But of course, if a small town is compared with a capital of a country, it should have perhaps something more characteristic of it like a representation of the government itself and a leader, right? Well, that is precisely what it has since the little Lhasa also has the …


    Dalai Lama and the Tibetan government in exile

In 1959, a few years after the occupation of Tibet by Chinese troops, the fourteenth Dalai Lama and his entourage were forced into exile, and the then Prime Minister of India, not only allowed them to settle indefinitely in their country but also to structure a Tibetan government in exile.

Thus began the first construction of schools and houses, and most important to them: The Dalai Lama’s temple, where today he still resides when he doesn’t have international commitments. You may request a visit by sending an e-mail to his office and explaining why you want to see him, although between the commitments he has and the many tourists who try to see him, is really hard to be accepted.


One of the many portraits of the Dalai Lama that you will find in Dharamsala.


Do not miss the Museum of Tibet (you can find a recommendation here) that will bring light to the consequences of the Chinese occupation of Tibet to their traditions and the inhabitants still living there.


    The charm of Tibetans

As much as you can like India as a country and really enjoy the journey through the subcontinent, sooner or later you always get tired of noise in general, of the aggressive driving through the streets, because it seems that they compete to see who honks louder or harass you in every shop trying that you buy something from them. Well, the special charm of Dharamsala arises precisely from this and is that during the time you are there you will think that you’ve gone to another country.


Two children walking in the vicinity of a temple.


Tibetans are peaceful, quiet and smiling, and these are the qualities that are reflected in the city. Walking through the small streets of McLeod Ganj you get to breathe peace. Not sure why it’s like that, but it is. When you see an old lady in the street cooking real good momos, when you hear no horn for a whole day, when you bump into a couple of monks who walk and talk quietly… These are little things that make you feel comfortable and that makes you smile slightly.


    The nature that surrounds the city

And finally, the nature that surrounds it it’s amazing, although knowing that is at the foot of the Himalayas it was something that could be expected. It didn’t disappoint.

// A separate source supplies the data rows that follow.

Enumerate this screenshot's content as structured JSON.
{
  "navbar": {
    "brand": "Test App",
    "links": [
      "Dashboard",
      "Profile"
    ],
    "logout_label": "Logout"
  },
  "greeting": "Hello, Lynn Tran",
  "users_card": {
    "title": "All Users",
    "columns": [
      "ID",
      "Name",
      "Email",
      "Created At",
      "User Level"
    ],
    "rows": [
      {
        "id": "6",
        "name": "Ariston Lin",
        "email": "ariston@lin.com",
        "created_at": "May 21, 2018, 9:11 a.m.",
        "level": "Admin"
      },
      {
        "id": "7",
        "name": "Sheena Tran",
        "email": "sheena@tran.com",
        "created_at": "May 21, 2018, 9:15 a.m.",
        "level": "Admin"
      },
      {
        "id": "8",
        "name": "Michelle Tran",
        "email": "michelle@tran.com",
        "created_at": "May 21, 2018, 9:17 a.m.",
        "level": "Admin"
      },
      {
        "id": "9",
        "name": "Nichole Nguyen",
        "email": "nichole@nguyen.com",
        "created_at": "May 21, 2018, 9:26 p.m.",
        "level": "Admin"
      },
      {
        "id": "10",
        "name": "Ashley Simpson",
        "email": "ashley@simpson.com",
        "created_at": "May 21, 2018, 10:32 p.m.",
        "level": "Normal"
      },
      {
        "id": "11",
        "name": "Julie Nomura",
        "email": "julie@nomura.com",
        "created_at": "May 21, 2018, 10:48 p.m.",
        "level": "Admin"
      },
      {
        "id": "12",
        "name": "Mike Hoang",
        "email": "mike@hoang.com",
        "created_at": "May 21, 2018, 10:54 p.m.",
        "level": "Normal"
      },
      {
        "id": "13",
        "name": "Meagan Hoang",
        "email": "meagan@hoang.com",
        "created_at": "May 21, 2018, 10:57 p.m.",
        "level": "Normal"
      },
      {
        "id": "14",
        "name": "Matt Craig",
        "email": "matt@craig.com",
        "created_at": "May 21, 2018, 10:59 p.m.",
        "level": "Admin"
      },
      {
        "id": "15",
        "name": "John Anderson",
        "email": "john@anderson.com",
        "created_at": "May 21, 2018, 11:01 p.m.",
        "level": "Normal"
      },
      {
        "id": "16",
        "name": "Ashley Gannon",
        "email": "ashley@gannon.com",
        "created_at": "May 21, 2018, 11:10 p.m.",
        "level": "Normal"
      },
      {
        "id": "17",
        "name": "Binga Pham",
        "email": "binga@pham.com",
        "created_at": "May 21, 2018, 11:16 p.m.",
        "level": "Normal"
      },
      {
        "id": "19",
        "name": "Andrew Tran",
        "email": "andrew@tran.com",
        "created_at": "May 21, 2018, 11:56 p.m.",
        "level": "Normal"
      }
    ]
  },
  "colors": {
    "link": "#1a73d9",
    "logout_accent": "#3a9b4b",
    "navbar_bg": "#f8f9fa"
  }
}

There are small excursions to do, like going to Baghsu waterfall, to Dal Lake or to the Cathedral of Saint John in the Wilderness, that while it’s true that they are not the best I’ve ever done, are nice enough to have a good day walking from one part to the other.

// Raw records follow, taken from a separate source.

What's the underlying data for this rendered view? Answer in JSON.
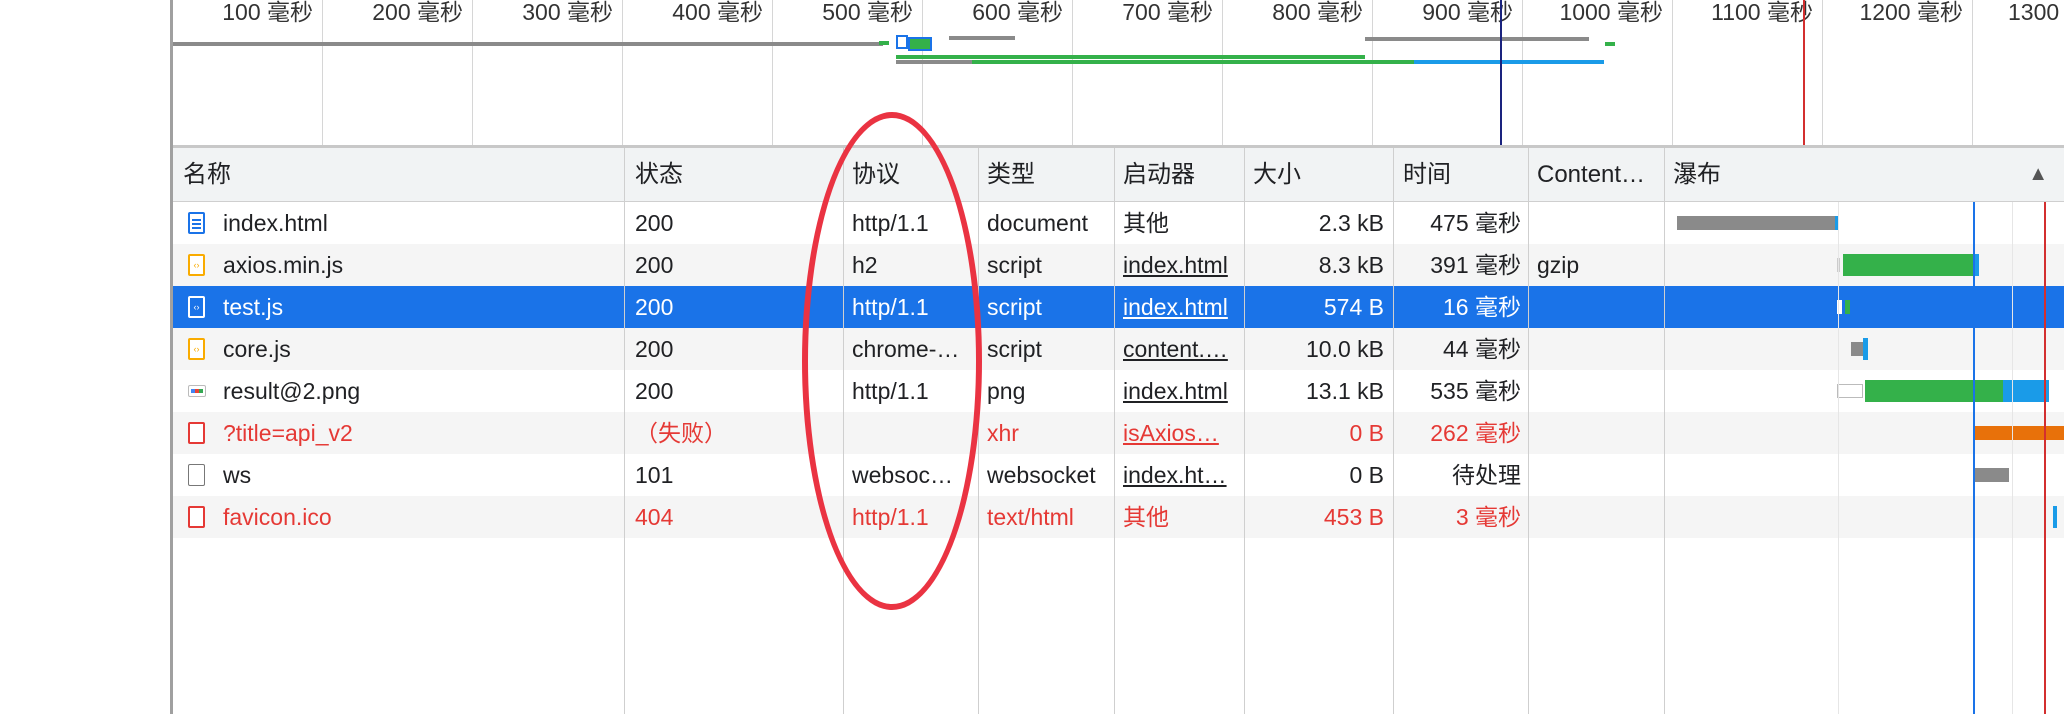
{
  "overview": {
    "tick_labels": [
      "100 毫秒",
      "200 毫秒",
      "300 毫秒",
      "400 毫秒",
      "500 毫秒",
      "600 毫秒",
      "700 毫秒",
      "800 毫秒",
      "900 毫秒",
      "1000 毫秒",
      "1100 毫秒",
      "1200 毫秒",
      "1300"
    ]
  },
  "table": {
    "columns": [
      "名称",
      "状态",
      "协议",
      "类型",
      "启动器",
      "大小",
      "时间",
      "Content…",
      "瀑布"
    ],
    "sort_indicator": "▲",
    "rows": [
      {
        "name": "index.html",
        "status": "200",
        "protocol": "http/1.1",
        "type": "document",
        "initiator": "其他",
        "size": "2.3 kB",
        "time": "475 毫秒",
        "content": "",
        "icon": "document-icon"
      },
      {
        "name": "axios.min.js",
        "status": "200",
        "protocol": "h2",
        "type": "script",
        "initiator": "index.html",
        "size": "8.3 kB",
        "time": "391 毫秒",
        "content": "gzip",
        "icon": "script-icon"
      },
      {
        "name": "test.js",
        "status": "200",
        "protocol": "http/1.1",
        "type": "script",
        "initiator": "index.html",
        "size": "574 B",
        "time": "16 毫秒",
        "content": "",
        "icon": "script-icon"
      },
      {
        "name": "core.js",
        "status": "200",
        "protocol": "chrome-…",
        "type": "script",
        "initiator": "content.…",
        "size": "10.0 kB",
        "time": "44 毫秒",
        "content": "",
        "icon": "script-icon"
      },
      {
        "name": "result@2.png",
        "status": "200",
        "protocol": "http/1.1",
        "type": "png",
        "initiator": "index.html",
        "size": "13.1 kB",
        "time": "535 毫秒",
        "content": "",
        "icon": "image-icon"
      },
      {
        "name": "?title=api_v2",
        "status": "（失败）",
        "protocol": "",
        "type": "xhr",
        "initiator": "isAxios…",
        "size": "0 B",
        "time": "262 毫秒",
        "content": "",
        "icon": "error-icon"
      },
      {
        "name": "ws",
        "status": "101",
        "protocol": "websoc…",
        "type": "websocket",
        "initiator": "index.ht…",
        "size": "0 B",
        "time": "待处理",
        "content": "",
        "icon": "blank-icon"
      },
      {
        "name": "favicon.ico",
        "status": "404",
        "protocol": "http/1.1",
        "type": "text/html",
        "initiator": "其他",
        "size": "453 B",
        "time": "3 毫秒",
        "content": "",
        "icon": "error-icon"
      }
    ]
  },
  "colors": {
    "selected_row": "#1a73e8",
    "error_text": "#e53935",
    "annotation": "#ea3342",
    "waterfall_waiting": "#34b14a",
    "waterfall_download": "#1a9be8",
    "waterfall_queue": "#8a8a8a",
    "waterfall_xhr": "#e8710a"
  }
}
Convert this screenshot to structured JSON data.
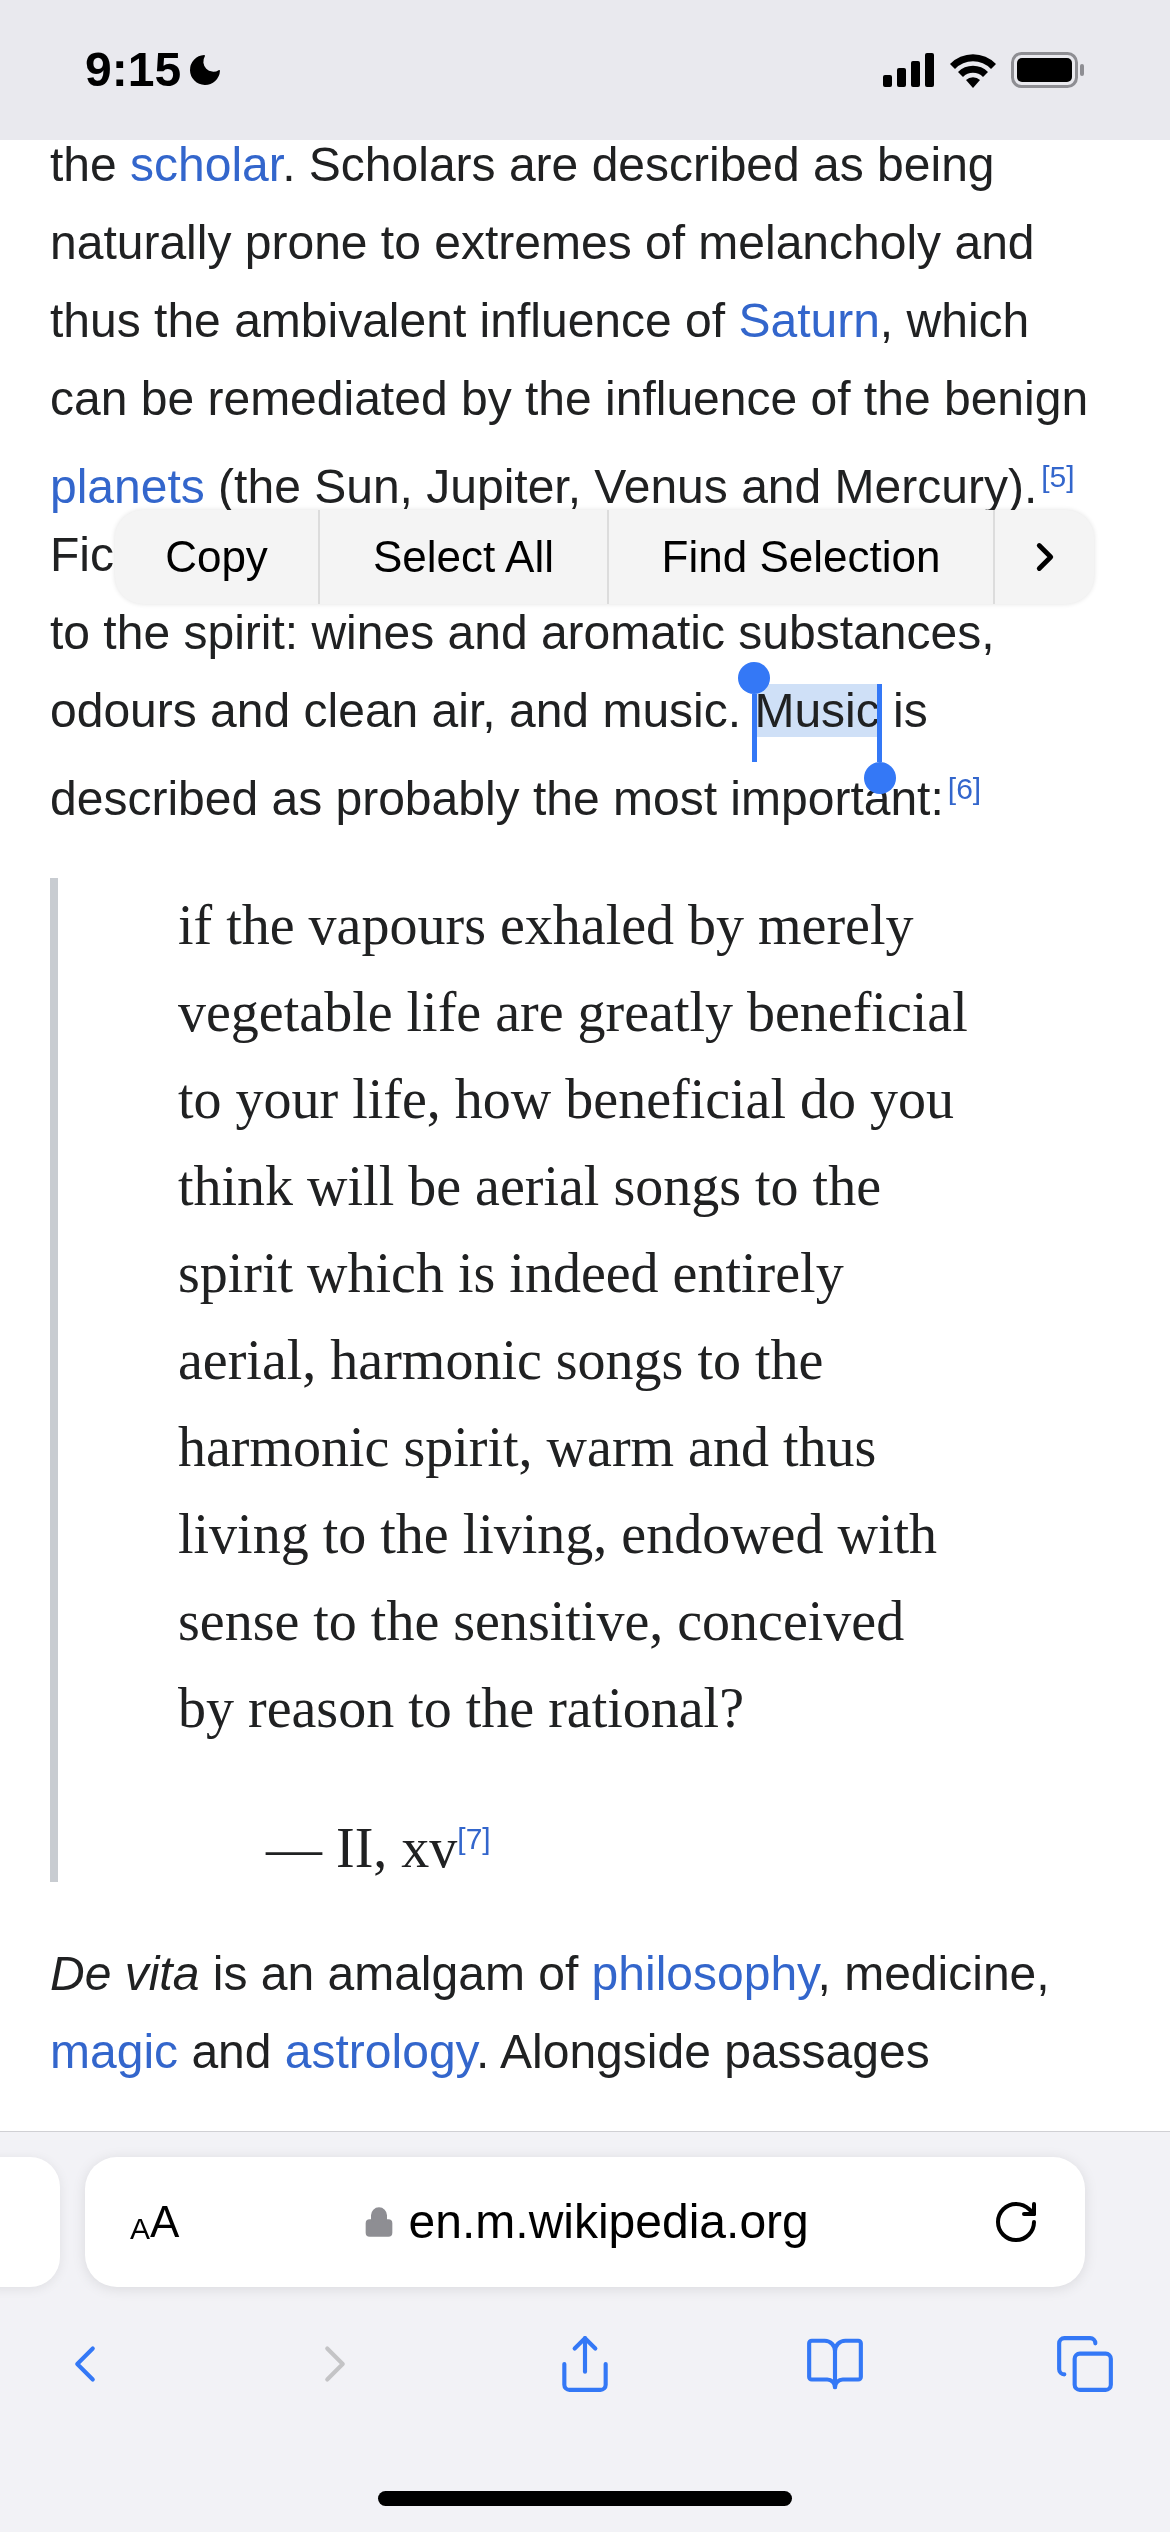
{
  "status_bar": {
    "time": "9:15"
  },
  "paragraph_1": [
    [
      {
        "kind": "text",
        "text": "the "
      },
      {
        "kind": "link",
        "text": "scholar"
      },
      {
        "kind": "text",
        "text": ". Scholars are described as being"
      }
    ],
    [
      {
        "kind": "text",
        "text": "naturally prone to extremes of melancholy and"
      }
    ],
    [
      {
        "kind": "text",
        "text": "thus the ambivalent influence of "
      },
      {
        "kind": "link",
        "text": "Saturn"
      },
      {
        "kind": "text",
        "text": ", which"
      }
    ],
    [
      {
        "kind": "text",
        "text": "can be remediated by the influence of the benign"
      }
    ],
    [
      {
        "kind": "link",
        "text": "planets"
      },
      {
        "kind": "text",
        "text": " (the Sun, Jupiter, Venus and Mercury)."
      },
      {
        "kind": "ref",
        "text": "[5]"
      }
    ],
    [
      {
        "kind": "text",
        "text": "Fic"
      }
    ],
    [
      {
        "kind": "text",
        "text": "to the spirit: wines and aromatic substances,"
      }
    ],
    [
      {
        "kind": "text",
        "text": "odours and clean air, and music. "
      },
      {
        "kind": "selected",
        "text": "Music"
      },
      {
        "kind": "text",
        "text": " is"
      }
    ],
    [
      {
        "kind": "text",
        "text": "described as probably the most important:"
      },
      {
        "kind": "ref",
        "text": "[6]"
      }
    ]
  ],
  "selection_menu": {
    "items": [
      "Copy",
      "Select All",
      "Find Selection"
    ]
  },
  "quote": {
    "lines": [
      "if the vapours exhaled by merely",
      "vegetable life are greatly beneficial",
      "to your life, how beneficial do you",
      "think will be aerial songs to the",
      "spirit which is indeed entirely",
      "aerial, harmonic songs to the",
      "harmonic spirit, warm and thus",
      "living to the living, endowed with",
      "sense to the sensitive, conceived",
      "by reason to the rational?"
    ],
    "attribution": {
      "text": "— II, xv",
      "ref": "[7]"
    }
  },
  "paragraph_2": [
    [
      {
        "kind": "italic",
        "text": "De vita"
      },
      {
        "kind": "text",
        "text": " is an amalgam of "
      },
      {
        "kind": "link",
        "text": "philosophy"
      },
      {
        "kind": "text",
        "text": ", medicine,"
      }
    ],
    [
      {
        "kind": "link",
        "text": "magic"
      },
      {
        "kind": "text",
        "text": " and "
      },
      {
        "kind": "link",
        "text": "astrology"
      },
      {
        "kind": "text",
        "text": ". Alongside passages"
      }
    ]
  ],
  "address_bar": {
    "format_letters": [
      "A",
      "A"
    ],
    "url": "en.m.wikipedia.org"
  },
  "toolbar": [
    {
      "kind": "back",
      "disabled": false
    },
    {
      "kind": "forward",
      "disabled": true
    },
    {
      "kind": "share",
      "disabled": false
    },
    {
      "kind": "bookmarks",
      "disabled": false
    },
    {
      "kind": "tabs",
      "disabled": false
    }
  ]
}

Panoramic view in the Triund trekking, halfway done.


The highlight comes with the trek to Triund peak. It is easy to complete, as there are only 9 kilometers starting from the center of McLeod Ganj, and even if some parts may cost a little more than others, it is really worth to reach the top and find such a nice landscape at your feet.